Not a good situation. Thanks for shining a light on it.

[-] 2 points by shadz66 (19985) 2 years ago

Important forum-post. Thanx 'PK' & true to form, good work ;-)

radix omnium malorum est cupiditas ...

[-] 1 points by Builder (4202) 2 years ago

Can students refinance their loans?

Current interest rates have never been lower.

Australians fought for the right to refinance their mortgages, and won it with government assistance. Lenders who tried to impose penalties for refinancing were prosecuted for their attempts.

One more reason why people need to come together to fight as a group, rather than succumbing to feelings of facing a corp alone, which is what they want you to feel.

Solidarity. It makes all the difference.

[-] 0 points by jph (2652) 2 years ago

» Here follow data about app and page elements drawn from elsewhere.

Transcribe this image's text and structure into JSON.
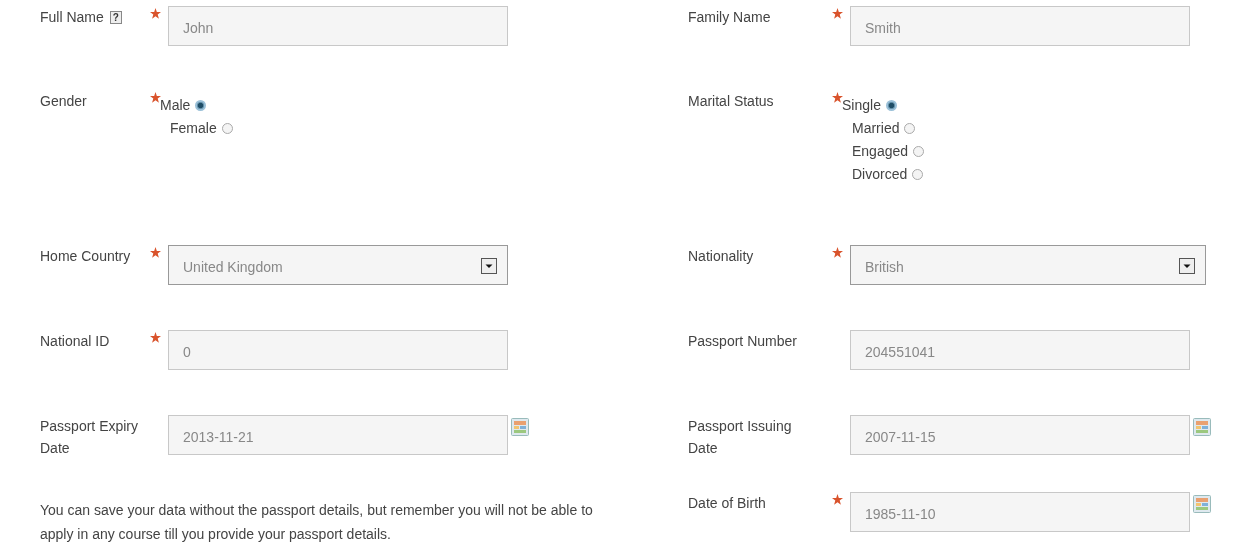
{
  "rows": [
    {
      "left": {
        "label": "Full Name",
        "help_mark": "?",
        "required": true,
        "kind": "text",
        "value": "John"
      },
      "right": {
        "label": "Family Name",
        "required": true,
        "kind": "text",
        "value": "Smith"
      }
    },
    {
      "left": {
        "label": "Gender",
        "required": true,
        "kind": "radio",
        "options": [
          {
            "label": "Male",
            "selected": true
          },
          {
            "label": "Female",
            "selected": false
          }
        ]
      },
      "right": {
        "label": "Marital Status",
        "required": true,
        "kind": "radio",
        "options": [
          {
            "label": "Single",
            "selected": true
          },
          {
            "label": "Married",
            "selected": false
          },
          {
            "label": "Engaged",
            "selected": false
          },
          {
            "label": "Divorced",
            "selected": false
          }
        ]
      }
    },
    {
      "left": {
        "label": "Home Country",
        "required": true,
        "kind": "select",
        "value": "United Kingdom"
      },
      "right": {
        "label": "Nationality",
        "required": true,
        "kind": "select",
        "value": "British"
      }
    },
    {
      "left": {
        "label": "National ID",
        "required": true,
        "kind": "text",
        "value": "0"
      },
      "right": {
        "label": "Passport Number",
        "required": false,
        "kind": "text",
        "value": "204551041"
      }
    },
    {
      "left": {
        "label": "Passport Expiry Date",
        "required": false,
        "kind": "date",
        "value": "2013-11-21"
      },
      "right": {
        "label": "Passport Issuing Date",
        "required": false,
        "kind": "date",
        "value": "2007-11-15"
      }
    },
    {
      "left": {
        "kind": "note",
        "text": "You can save your data without the passport details, but remember you will not be able to apply in any course till you provide your passport details."
      },
      "right": {
        "label": "Date of Birth",
        "required": true,
        "kind": "date",
        "value": "1985-11-10"
      }
    }
  ]
}
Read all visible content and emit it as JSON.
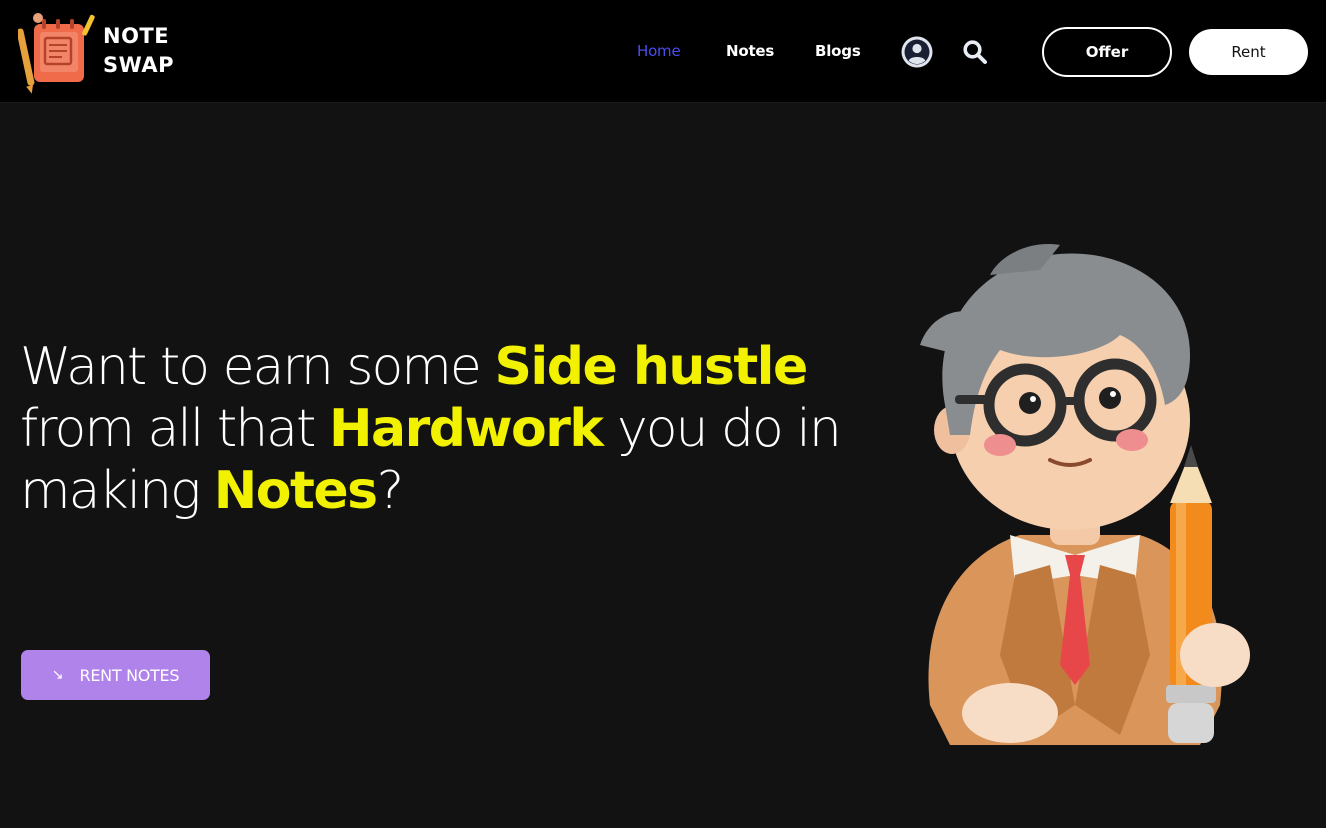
{
  "brand": {
    "line1": "NOTE",
    "line2": "SWAP",
    "logo_icon": "notepad-pencil-logo"
  },
  "nav": {
    "items": [
      {
        "label": "Home",
        "active": true
      },
      {
        "label": "Notes",
        "active": false
      },
      {
        "label": "Blogs",
        "active": false
      }
    ],
    "user_icon": "user-circle-icon",
    "search_icon": "search-icon",
    "offer_label": "Offer",
    "rent_label": "Rent"
  },
  "hero": {
    "heading": {
      "p1": "Want to earn some ",
      "h1": "Side hustle",
      "p2": " from all that ",
      "h2": "Hardwork",
      "p3": " you do in making ",
      "h3": "Notes",
      "p4": "?"
    },
    "cta_icon": "arrow-down-right-icon",
    "cta_label": "RENT NOTES",
    "illustration": "clay-student-with-glasses-and-pencil"
  },
  "colors": {
    "background": "#121212",
    "navbar": "#000000",
    "accent_yellow": "#f2f200",
    "nav_active": "#4a4df0",
    "cta_purple": "#b083ea"
  }
}
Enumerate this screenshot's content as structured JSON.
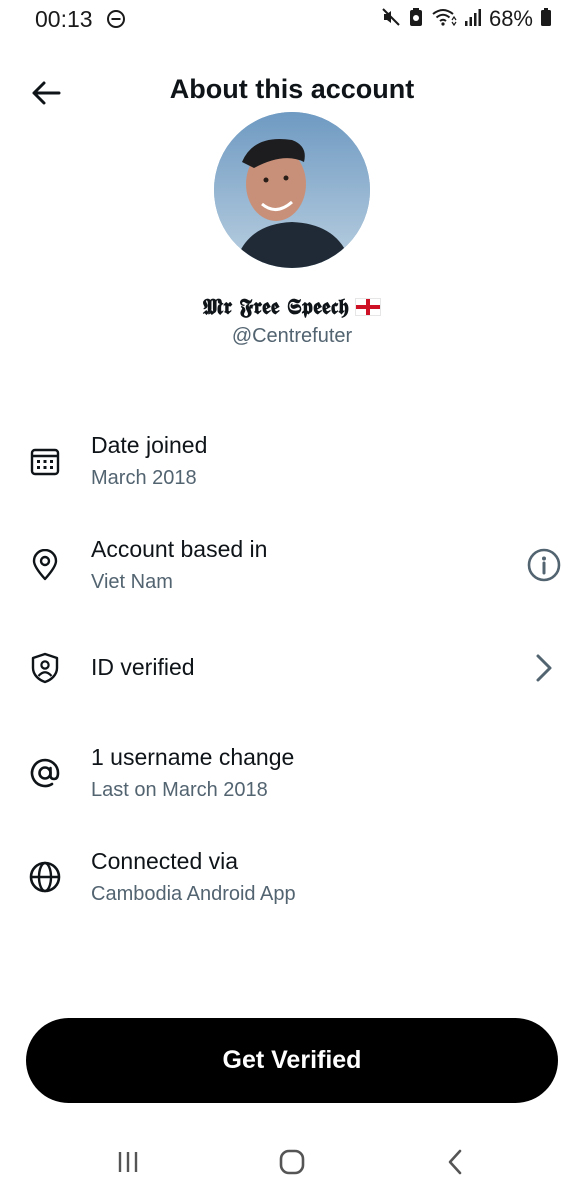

Yes this is another sick and twisted bankster scam,. debt that not even bankruptcy will provide release from,. imagine that! and govt' BONDS are next! when interest rises as it must,. bonds will lose value,. what then?

[-] 0 points by 71353933 (85) 2 years ago

ufortunately the government wants their money back and are seeking their preferred private firms dogs to go after students......forever until loan are paid back

the root of the problem is at the university level.....where you can liken the value THEY place on an education as way out of whack with reailty ......just like housing prices were out of whack

thats because universities are run by borgeoise adminstrators and tenured professors who want their inflated retirements and escalating salaries guaranteed by your loans you take out for an inflated cost of a college education.